The Metal Problem
Highly toxic and highly soluble metals are contained in numerous waste streams including those from power, chemical, electronics facilities, general manufacturing plants, and mining facilities. Lead, chromium, arsenic, zinc, cadmium, copper, and mercury are the most common metal contaminants found on remediation project sites (US EPA, October, 2000). Cyanide is a common inorganic contaminant as well. Metal concentrations in excess of established health guidelines have been shown to create significant health risks to humans.
Past Remediation Options

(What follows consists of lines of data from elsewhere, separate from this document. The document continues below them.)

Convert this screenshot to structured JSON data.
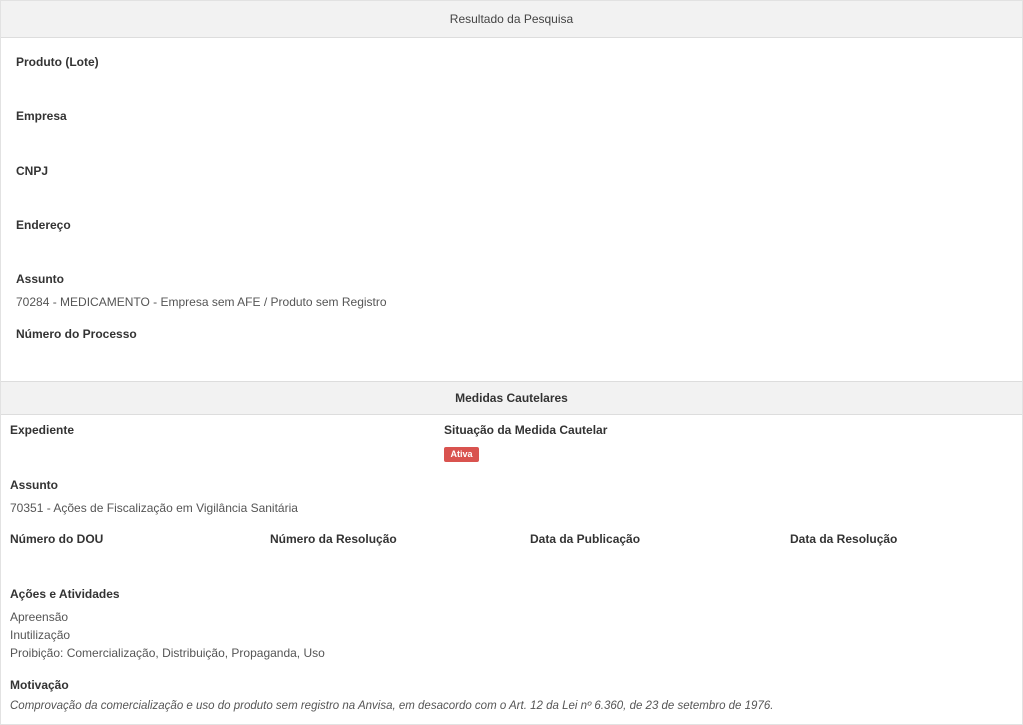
{
  "resultado": {
    "title": "Resultado da Pesquisa",
    "produto_label": "Produto (Lote)",
    "empresa_label": "Empresa",
    "cnpj_label": "CNPJ",
    "endereco_label": "Endereço",
    "assunto_label": "Assunto",
    "assunto_value": "70284 - MEDICAMENTO - Empresa sem AFE / Produto sem Registro",
    "numero_processo_label": "Número do Processo"
  },
  "medidas": {
    "title": "Medidas Cautelares",
    "expediente_label": "Expediente",
    "situacao_label": "Situação da Medida Cautelar",
    "situacao_badge": "Ativa",
    "assunto_label": "Assunto",
    "assunto_value": "70351 - Ações de Fiscalização em Vigilância Sanitária",
    "numero_dou_label": "Número do DOU",
    "numero_resolucao_label": "Número da Resolução",
    "data_publicacao_label": "Data da Publicação",
    "data_resolucao_label": "Data da Resolução",
    "acoes_label": "Ações e Atividades",
    "acoes": [
      "Apreensão",
      "Inutilização",
      "Proibição: Comercialização, Distribuição, Propaganda, Uso"
    ],
    "motivacao_label": "Motivação",
    "motivacao_value": "Comprovação da comercialização e uso do produto sem registro na Anvisa, em desacordo com o Art. 12 da Lei nº 6.360, de 23 de setembro de 1976."
  },
  "colors": {
    "badge": "#d9534f",
    "header_bg": "#f2f2f2"
  }
}
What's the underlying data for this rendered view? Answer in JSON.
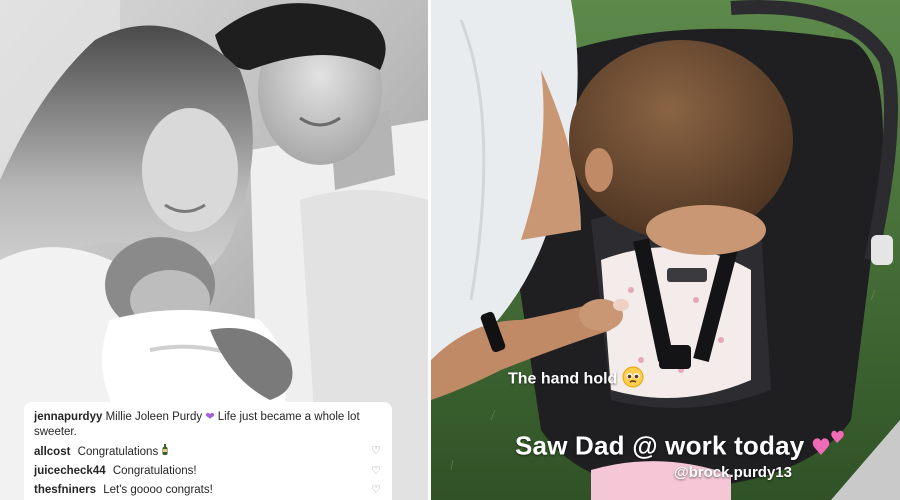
{
  "left_photo": {
    "style": "black-and-white",
    "subject": "couple-holding-newborn"
  },
  "comments": {
    "first": {
      "user": "jennapurdyy",
      "text": "Millie Joleen Purdy",
      "text_after_emoji": "Life just became a whole lot sweeter.",
      "emoji": "purple-heart"
    },
    "items": [
      {
        "user": "allcost",
        "text": "Congratulations",
        "emoji": "bottle"
      },
      {
        "user": "juicecheck44",
        "text": "Congratulations!"
      },
      {
        "user": "thesfniners",
        "text": "Let's goooo congrats!"
      }
    ],
    "like_icon": "heart-outline-icon"
  },
  "right_story": {
    "caption1": "The hand hold",
    "caption1_emoji": "pleading-face",
    "caption2": "Saw Dad @ work today",
    "caption2_emoji": "two-hearts",
    "mention": "@brock.purdy13"
  },
  "colors": {
    "grass": "#3f6b34",
    "shirt": "#e9ecef",
    "hair": "#6b4a30",
    "carseat": "#1f1f22",
    "heart_purple": "#a05fd6",
    "heart_pink": "#f06bb6"
  }
}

In the past, conventional remediation of soil impacted by heavy metals has relied on excavation, which was expensive and disruptive. In addition, moving the soil only moved the problem, without treating the soil or reducing the long-term liability. For groundwater, pump and treat remediation relied on pumps to remove groundwater from the aquifer through a series of extraction wells or trenches. The extracted water was then treated above ground or disposed of off-site. Pump and treat methods fail to address the source of the contamination in the vadose zone. Although the construction of passive permeable treatment walls containing zero valent iron filings can reduce some metals to less toxic varieties, the passive barriers are expensive and do not treat source areas (Thomasser and Rouse. 2001).